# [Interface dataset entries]
<<<<

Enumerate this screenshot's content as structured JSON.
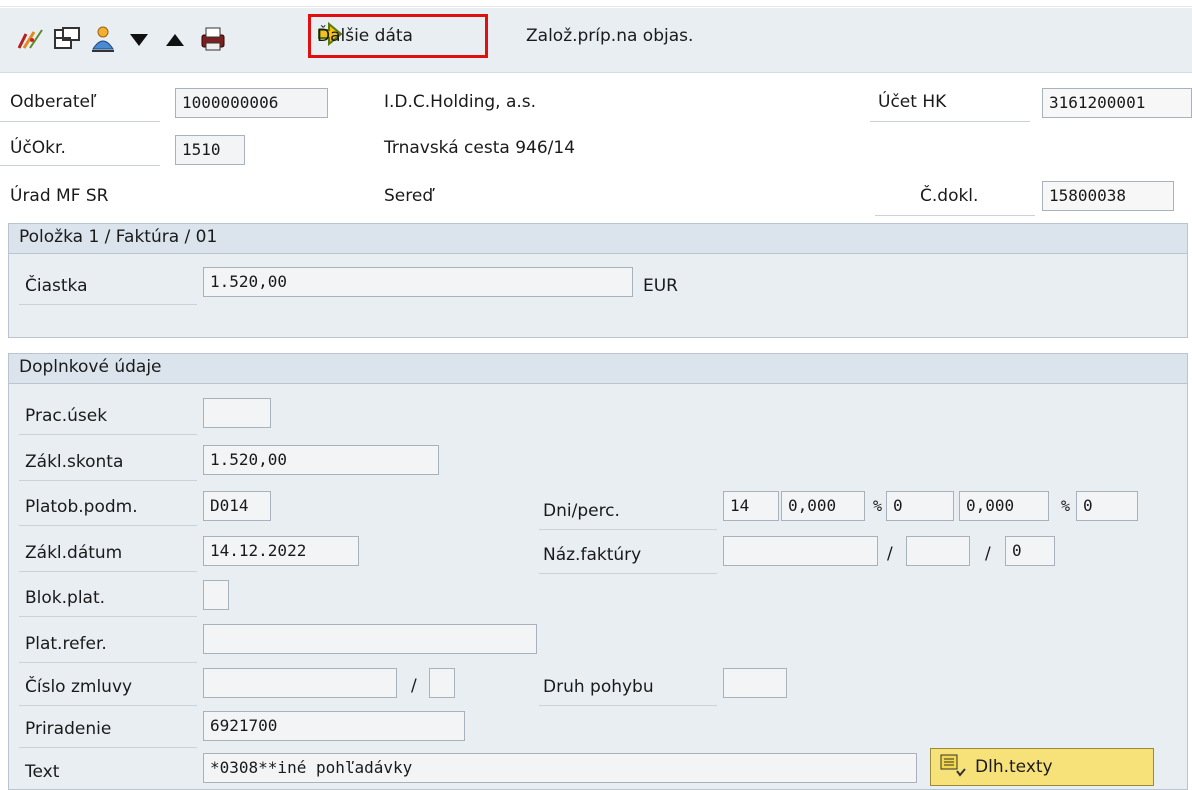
{
  "toolbar": {
    "next_data_label": "Ďalšie dáta",
    "create_case_label": "Založ.príp.na objas.",
    "icons": [
      "edit-icon",
      "layout-icon",
      "person-icon",
      "triangle-down-icon",
      "triangle-up-icon",
      "print-icon",
      "arrow-right-icon"
    ]
  },
  "header": {
    "customer_label": "Odberateľ",
    "customer_value": "1000000006",
    "customer_name": "I.D.C.Holding, a.s.",
    "gl_account_label": "Účet HK",
    "gl_account_value": "3161200001",
    "company_code_label": "ÚčOkr.",
    "company_code_value": "1510",
    "street": "Trnavská cesta 946/14",
    "office": "Úrad MF SR",
    "city": "Sereď",
    "doc_no_label": "Č.dokl.",
    "doc_no_value": "15800038"
  },
  "item_group": {
    "title": "Položka 1 / Faktúra / 01",
    "amount_label": "Čiastka",
    "amount_value": "1.520,00",
    "currency": "EUR"
  },
  "additional_group": {
    "title": "Doplnkové údaje",
    "business_area_label": "Prac.úsek",
    "business_area_value": "",
    "discount_base_label": "Zákl.skonta",
    "discount_base_value": "1.520,00",
    "payment_terms_label": "Platob.podm.",
    "payment_terms_value": "D014",
    "days_perc_label": "Dni/perc.",
    "days1": "14",
    "perc1": "0,000",
    "days2": "0",
    "perc2": "0,000",
    "days3": "0",
    "pct_symbol": "%",
    "baseline_date_label": "Zákl.dátum",
    "baseline_date_value": "14.12.2022",
    "invoice_ref_label": "Náz.faktúry",
    "invoice_ref_1": "",
    "invoice_ref_2": "",
    "invoice_ref_3": "0",
    "slash": "/",
    "payment_block_label": "Blok.plat.",
    "payment_block_value": "",
    "payment_ref_label": "Plat.refer.",
    "payment_ref_value": "",
    "contract_label": "Číslo zmluvy",
    "contract_value": "",
    "contract_type_value": "",
    "movement_type_label": "Druh pohybu",
    "movement_type_value": "",
    "assignment_label": "Priradenie",
    "assignment_value": "6921700",
    "text_label": "Text",
    "text_value": "*0308**iné pohľadávky",
    "long_texts_label": "Dlh.texty"
  },
  "colors": {
    "accent_red": "#e01010",
    "panel": "#e9eef3",
    "button_yellow": "#f7e27a"
  }
}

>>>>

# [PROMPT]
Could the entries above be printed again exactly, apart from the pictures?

# [FINISHED TASK]
Enumerate this screenshot's content as structured JSON.
{
  "toolbar": {
    "next_data_label": "Ďalšie dáta",
    "create_case_label": "Založ.príp.na objas.",
    "icons": [
      "edit-icon",
      "layout-icon",
      "person-icon",
      "triangle-down-icon",
      "triangle-up-icon",
      "print-icon",
      "arrow-right-icon"
    ]
  },
  "header": {
    "customer_label": "Odberateľ",
    "customer_value": "1000000006",
    "customer_name": "I.D.C.Holding, a.s.",
    "gl_account_label": "Účet HK",
    "gl_account_value": "3161200001",
    "company_code_label": "ÚčOkr.",
    "company_code_value": "1510",
    "street": "Trnavská cesta 946/14",
    "office": "Úrad MF SR",
    "city": "Sereď",
    "doc_no_label": "Č.dokl.",
    "doc_no_value": "15800038"
  },
  "item_group": {
    "title": "Položka 1 / Faktúra / 01",
    "amount_label": "Čiastka",
    "amount_value": "1.520,00",
    "currency": "EUR"
  },
  "additional_group": {
    "title": "Doplnkové údaje",
    "business_area_label": "Prac.úsek",
    "business_area_value": "",
    "discount_base_label": "Zákl.skonta",
    "discount_base_value": "1.520,00",
    "payment_terms_label": "Platob.podm.",
    "payment_terms_value": "D014",
    "days_perc_label": "Dni/perc.",
    "days1": "14",
    "perc1": "0,000",
    "days2": "0",
    "perc2": "0,000",
    "days3": "0",
    "pct_symbol": "%",
    "baseline_date_label": "Zákl.dátum",
    "baseline_date_value": "14.12.2022",
    "invoice_ref_label": "Náz.faktúry",
    "invoice_ref_1": "",
    "invoice_ref_2": "",
    "invoice_ref_3": "0",
    "slash": "/",
    "payment_block_label": "Blok.plat.",
    "payment_block_value": "",
    "payment_ref_label": "Plat.refer.",
    "payment_ref_value": "",
    "contract_label": "Číslo zmluvy",
    "contract_value": "",
    "contract_type_value": "",
    "movement_type_label": "Druh pohybu",
    "movement_type_value": "",
    "assignment_label": "Priradenie",
    "assignment_value": "6921700",
    "text_label": "Text",
    "text_value": "*0308**iné pohľadávky",
    "long_texts_label": "Dlh.texty"
  },
  "colors": {
    "accent_red": "#e01010",
    "panel": "#e9eef3",
    "button_yellow": "#f7e27a"
  }
}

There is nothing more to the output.